→ What you should do
Find how many lines of the records hold the string "this" and reply with only that total.

→ Exercise material
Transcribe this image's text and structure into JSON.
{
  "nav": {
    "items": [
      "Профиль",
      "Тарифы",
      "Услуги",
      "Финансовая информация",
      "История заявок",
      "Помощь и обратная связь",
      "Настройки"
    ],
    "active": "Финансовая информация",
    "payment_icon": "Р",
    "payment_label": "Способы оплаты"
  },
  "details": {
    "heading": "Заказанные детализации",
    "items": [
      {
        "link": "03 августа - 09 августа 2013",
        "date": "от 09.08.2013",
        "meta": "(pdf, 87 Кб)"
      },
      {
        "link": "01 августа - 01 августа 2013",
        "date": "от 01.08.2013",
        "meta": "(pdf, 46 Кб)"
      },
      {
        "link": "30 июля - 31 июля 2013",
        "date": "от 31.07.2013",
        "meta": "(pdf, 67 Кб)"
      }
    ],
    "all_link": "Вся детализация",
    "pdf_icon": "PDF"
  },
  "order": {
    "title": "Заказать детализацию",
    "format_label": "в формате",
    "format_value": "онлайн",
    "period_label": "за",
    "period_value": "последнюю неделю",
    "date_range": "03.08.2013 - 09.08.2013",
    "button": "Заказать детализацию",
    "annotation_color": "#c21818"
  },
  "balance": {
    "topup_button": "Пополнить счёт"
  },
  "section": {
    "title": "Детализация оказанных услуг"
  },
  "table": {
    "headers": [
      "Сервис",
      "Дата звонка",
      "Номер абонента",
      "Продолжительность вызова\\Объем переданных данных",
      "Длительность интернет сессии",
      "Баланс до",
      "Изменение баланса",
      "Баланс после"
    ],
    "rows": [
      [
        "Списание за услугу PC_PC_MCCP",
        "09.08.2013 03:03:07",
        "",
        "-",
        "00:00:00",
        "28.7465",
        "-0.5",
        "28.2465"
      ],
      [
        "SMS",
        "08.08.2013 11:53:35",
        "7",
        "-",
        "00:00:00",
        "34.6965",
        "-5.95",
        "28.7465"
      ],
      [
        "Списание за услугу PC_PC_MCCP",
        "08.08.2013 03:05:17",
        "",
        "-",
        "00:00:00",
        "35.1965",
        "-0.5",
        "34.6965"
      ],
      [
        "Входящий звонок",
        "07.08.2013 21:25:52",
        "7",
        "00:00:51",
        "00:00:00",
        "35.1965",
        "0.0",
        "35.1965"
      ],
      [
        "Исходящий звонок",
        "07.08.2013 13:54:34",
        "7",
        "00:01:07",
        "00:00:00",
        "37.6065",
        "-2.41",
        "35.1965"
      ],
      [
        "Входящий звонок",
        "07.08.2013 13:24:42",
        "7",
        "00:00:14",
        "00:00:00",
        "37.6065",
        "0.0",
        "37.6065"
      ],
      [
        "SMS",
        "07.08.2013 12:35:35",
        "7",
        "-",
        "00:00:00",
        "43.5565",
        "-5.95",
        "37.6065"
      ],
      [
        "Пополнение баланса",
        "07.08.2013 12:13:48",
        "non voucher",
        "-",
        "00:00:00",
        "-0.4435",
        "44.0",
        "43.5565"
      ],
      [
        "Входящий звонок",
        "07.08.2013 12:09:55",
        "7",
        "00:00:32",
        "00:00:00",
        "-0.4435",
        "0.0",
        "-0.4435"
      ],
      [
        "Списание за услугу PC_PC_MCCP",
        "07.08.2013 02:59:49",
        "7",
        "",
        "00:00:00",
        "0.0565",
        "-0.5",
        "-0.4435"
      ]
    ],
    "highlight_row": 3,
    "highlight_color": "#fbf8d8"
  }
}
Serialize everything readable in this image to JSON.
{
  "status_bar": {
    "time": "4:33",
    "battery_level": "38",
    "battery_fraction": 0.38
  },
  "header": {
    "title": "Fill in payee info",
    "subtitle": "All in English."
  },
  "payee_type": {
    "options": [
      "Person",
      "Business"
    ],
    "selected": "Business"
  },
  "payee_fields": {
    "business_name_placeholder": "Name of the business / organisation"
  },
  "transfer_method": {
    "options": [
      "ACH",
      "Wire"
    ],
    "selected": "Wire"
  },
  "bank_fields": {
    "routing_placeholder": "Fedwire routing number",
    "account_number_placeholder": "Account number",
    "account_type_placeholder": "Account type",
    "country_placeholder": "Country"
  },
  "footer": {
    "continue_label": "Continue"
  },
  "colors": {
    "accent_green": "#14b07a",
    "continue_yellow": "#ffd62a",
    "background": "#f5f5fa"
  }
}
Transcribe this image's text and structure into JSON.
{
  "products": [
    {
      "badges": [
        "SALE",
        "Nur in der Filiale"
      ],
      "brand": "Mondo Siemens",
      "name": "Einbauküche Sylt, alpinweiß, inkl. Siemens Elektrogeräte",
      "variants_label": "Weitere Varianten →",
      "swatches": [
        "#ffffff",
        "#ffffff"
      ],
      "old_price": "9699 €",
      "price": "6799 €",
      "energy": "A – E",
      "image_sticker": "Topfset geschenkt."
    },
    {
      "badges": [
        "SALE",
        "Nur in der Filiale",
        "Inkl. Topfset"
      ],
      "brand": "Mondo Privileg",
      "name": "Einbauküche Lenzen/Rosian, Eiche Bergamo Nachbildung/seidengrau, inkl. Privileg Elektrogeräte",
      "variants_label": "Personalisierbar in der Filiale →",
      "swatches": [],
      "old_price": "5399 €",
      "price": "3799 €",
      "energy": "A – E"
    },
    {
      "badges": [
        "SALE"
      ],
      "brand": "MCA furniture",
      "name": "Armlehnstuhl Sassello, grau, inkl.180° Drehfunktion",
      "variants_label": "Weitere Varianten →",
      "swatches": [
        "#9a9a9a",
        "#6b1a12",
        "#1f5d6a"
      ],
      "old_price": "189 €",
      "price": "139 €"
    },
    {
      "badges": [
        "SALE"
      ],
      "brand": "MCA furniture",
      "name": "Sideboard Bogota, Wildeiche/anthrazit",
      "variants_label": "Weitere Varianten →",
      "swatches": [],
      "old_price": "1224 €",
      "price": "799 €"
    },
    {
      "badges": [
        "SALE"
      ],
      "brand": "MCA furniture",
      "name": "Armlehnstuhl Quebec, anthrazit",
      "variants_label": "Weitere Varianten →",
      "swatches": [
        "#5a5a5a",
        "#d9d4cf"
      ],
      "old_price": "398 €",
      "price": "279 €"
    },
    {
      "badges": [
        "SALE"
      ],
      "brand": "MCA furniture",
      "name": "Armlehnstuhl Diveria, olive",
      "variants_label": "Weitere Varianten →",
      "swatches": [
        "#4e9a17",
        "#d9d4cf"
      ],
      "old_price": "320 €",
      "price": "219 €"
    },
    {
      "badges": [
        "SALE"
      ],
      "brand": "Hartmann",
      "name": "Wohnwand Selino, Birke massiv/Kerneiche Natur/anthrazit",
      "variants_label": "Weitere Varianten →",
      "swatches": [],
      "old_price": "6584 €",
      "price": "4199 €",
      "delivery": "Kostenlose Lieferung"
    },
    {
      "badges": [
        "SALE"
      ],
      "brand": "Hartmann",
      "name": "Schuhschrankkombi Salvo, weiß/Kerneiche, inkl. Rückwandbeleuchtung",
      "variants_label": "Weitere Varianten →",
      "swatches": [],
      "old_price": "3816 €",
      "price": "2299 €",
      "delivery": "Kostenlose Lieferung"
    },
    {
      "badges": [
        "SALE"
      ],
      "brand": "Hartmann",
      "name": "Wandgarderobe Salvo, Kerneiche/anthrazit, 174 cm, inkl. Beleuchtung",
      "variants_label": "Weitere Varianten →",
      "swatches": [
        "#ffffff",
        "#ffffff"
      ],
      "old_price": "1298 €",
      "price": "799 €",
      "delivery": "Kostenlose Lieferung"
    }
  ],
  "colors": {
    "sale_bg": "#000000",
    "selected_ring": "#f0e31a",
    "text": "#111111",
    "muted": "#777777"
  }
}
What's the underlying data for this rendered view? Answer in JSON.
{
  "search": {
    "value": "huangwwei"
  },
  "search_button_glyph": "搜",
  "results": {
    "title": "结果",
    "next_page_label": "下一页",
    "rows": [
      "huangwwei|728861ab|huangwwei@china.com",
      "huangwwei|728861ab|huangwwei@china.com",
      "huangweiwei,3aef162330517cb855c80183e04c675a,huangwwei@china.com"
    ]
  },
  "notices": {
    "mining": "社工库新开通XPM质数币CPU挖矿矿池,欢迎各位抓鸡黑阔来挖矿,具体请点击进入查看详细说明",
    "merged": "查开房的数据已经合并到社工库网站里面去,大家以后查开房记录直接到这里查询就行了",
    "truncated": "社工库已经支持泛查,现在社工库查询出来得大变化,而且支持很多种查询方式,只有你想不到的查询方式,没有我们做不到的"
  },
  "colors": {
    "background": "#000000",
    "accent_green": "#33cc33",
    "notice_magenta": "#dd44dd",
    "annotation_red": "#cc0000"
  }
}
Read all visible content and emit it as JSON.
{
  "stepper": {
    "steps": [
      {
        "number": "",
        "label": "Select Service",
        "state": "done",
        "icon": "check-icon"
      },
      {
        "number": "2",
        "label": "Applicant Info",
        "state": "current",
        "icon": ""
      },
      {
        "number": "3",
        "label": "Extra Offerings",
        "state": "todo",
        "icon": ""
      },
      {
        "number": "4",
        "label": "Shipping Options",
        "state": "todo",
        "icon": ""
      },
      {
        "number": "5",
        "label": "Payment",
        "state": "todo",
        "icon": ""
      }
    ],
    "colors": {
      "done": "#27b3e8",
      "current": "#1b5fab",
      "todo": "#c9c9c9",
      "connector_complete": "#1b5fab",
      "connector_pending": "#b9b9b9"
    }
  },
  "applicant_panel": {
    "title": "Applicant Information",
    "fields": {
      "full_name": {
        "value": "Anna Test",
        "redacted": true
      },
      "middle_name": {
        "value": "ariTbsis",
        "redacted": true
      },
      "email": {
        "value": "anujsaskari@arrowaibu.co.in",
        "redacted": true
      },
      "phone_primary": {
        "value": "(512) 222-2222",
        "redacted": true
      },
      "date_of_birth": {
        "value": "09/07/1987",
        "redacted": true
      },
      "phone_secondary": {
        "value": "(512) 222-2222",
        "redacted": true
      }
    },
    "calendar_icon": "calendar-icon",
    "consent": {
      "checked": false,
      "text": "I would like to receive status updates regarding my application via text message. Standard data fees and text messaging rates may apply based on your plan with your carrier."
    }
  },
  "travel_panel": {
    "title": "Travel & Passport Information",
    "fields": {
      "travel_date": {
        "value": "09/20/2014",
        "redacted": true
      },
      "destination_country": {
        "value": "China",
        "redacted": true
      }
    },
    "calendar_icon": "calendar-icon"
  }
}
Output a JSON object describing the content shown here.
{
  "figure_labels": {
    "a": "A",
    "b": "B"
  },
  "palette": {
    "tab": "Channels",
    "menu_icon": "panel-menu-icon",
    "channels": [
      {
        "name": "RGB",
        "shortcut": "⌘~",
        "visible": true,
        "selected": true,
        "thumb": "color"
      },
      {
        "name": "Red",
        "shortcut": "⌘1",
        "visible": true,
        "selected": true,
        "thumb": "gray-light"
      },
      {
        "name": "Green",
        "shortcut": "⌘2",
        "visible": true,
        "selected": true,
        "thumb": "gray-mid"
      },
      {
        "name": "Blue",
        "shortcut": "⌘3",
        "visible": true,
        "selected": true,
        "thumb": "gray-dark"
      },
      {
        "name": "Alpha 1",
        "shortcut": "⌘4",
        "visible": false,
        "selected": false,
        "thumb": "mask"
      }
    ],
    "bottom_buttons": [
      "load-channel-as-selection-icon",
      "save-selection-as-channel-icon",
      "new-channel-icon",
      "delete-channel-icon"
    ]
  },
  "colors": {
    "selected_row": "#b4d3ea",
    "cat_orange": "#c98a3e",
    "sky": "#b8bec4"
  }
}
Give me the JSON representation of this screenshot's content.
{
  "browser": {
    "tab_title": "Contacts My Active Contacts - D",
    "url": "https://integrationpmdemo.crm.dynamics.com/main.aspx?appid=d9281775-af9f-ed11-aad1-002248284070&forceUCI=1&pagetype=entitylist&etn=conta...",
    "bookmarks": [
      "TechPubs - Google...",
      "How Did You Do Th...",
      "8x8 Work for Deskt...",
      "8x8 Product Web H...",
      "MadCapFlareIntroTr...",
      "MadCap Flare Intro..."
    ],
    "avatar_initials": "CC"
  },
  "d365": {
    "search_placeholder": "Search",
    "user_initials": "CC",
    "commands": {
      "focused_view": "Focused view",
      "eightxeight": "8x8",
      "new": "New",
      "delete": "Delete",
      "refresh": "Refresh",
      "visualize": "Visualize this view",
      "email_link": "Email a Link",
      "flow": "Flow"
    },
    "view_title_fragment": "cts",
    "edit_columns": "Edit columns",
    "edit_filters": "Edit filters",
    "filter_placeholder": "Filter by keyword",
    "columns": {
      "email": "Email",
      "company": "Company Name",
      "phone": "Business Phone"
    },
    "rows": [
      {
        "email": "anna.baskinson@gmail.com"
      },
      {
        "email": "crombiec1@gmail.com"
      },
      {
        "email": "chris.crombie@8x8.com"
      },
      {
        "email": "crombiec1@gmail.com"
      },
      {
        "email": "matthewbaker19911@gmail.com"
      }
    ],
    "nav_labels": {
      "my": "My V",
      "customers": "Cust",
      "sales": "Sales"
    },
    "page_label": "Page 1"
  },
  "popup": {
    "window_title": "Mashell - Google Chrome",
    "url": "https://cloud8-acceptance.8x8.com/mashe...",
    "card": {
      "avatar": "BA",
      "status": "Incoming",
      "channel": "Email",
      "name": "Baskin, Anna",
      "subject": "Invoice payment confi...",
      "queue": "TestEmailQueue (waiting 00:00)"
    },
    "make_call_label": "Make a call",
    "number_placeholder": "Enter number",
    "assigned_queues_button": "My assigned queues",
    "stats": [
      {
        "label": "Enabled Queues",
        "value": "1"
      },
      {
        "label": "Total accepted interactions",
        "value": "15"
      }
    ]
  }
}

→ Exercise solution
6